That being said, both mediation and interest arbitration can be lengthy, time-consuming processes. And the city has just given up a significant amount of leverage in its negotiations with SPOG. It is anyone’s guess when this next contract could be finalized, whether it will make any significant gains in accountability, and how much more that might cost.

Meanwhile, the current proposed contract still needs to be voted on by SPOG membership. If approved, it would then move to the City Council for a final vote.

Portrait photo of Jaahnavi-Kandula
Jaahnavi Kandula, a 23-year-old grad student originally from India, was killed by a speeding SPD officer. (Kandula family via GoFundMe)

This is the first proposed SPOG contract after the long summer of protest against police brutality in 2020. SPOG’s Vice President Daniel Auderer made international news by mocking the death of Jaahnavi Kandula, who had been run over and killed by a fellow SPD officer, and that’s just the beginning of a long list of similar, egregious incidents involving SPD over the last few years. We even have Seattle Times columnist Danny Westneat writing last fall about SPOG as “armed agents of the government using the safety of the public as a bargaining chip” and suggesting Seattle decertify the union.

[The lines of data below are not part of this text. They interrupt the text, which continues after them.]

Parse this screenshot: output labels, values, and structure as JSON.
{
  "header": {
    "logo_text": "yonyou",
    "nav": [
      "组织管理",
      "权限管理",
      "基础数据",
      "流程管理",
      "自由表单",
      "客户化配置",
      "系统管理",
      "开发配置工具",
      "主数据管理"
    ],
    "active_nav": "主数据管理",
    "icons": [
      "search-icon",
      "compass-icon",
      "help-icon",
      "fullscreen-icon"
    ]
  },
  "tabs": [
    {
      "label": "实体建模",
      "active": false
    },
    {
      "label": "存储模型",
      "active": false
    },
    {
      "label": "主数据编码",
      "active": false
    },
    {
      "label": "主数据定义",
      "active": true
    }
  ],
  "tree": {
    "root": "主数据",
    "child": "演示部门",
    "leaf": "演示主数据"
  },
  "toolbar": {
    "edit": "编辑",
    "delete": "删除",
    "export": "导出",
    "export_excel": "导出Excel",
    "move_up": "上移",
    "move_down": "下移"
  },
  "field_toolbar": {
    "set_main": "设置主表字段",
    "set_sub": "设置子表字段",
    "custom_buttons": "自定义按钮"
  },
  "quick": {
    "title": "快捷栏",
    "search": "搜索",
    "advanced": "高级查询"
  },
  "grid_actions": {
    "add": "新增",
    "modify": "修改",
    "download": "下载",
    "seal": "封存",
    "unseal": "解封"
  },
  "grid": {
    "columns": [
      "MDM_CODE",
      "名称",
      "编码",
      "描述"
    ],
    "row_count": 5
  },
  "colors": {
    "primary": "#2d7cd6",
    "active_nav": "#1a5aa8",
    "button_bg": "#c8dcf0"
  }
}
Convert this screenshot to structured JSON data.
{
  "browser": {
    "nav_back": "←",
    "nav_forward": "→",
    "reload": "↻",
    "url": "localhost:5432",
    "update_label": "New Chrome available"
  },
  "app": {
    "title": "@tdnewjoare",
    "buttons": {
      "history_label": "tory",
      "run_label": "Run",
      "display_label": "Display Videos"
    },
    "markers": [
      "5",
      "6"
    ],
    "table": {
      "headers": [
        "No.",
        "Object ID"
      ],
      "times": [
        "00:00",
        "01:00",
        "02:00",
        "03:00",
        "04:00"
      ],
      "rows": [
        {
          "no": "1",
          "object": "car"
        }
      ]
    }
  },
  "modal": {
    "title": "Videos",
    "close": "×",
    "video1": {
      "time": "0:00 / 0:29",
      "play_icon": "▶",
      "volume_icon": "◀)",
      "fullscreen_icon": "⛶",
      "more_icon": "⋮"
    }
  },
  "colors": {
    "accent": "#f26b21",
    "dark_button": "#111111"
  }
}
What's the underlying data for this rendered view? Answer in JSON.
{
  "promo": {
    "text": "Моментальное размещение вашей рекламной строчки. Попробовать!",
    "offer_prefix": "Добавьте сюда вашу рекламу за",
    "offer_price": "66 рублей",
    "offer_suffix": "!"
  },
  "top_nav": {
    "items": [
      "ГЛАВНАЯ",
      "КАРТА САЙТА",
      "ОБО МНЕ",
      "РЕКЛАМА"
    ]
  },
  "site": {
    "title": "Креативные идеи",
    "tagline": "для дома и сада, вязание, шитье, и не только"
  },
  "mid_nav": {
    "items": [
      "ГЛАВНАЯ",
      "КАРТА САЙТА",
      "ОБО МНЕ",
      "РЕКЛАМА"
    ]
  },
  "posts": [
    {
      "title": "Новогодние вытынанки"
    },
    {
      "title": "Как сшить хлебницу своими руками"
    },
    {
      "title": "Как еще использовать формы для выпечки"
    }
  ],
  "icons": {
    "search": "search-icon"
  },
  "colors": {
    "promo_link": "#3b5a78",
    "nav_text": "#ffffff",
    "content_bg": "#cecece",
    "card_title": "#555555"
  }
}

But what is the city’s actual concrete response to the continual scandals that rock SPD? A contract that prioritizes giving officers high wages without even a nod to common sense accountability. 

This new contract sends a clear message: that consent decrees are not an effective answer to toxic police department cultures and that police accountability is no longer a priority for our electeds here in Seattle.

Article Author

Amy Sundberg is the publisher of Notes from the Emerald City, a weekly newsletter on Seattle politics and policy with a particular focus on public safety, police accountability, and the criminal legal system. She also writes science fiction, fantasy, and horror novels. She is particularly fond of Seattle’s parks, where she can often be found walking her little dog.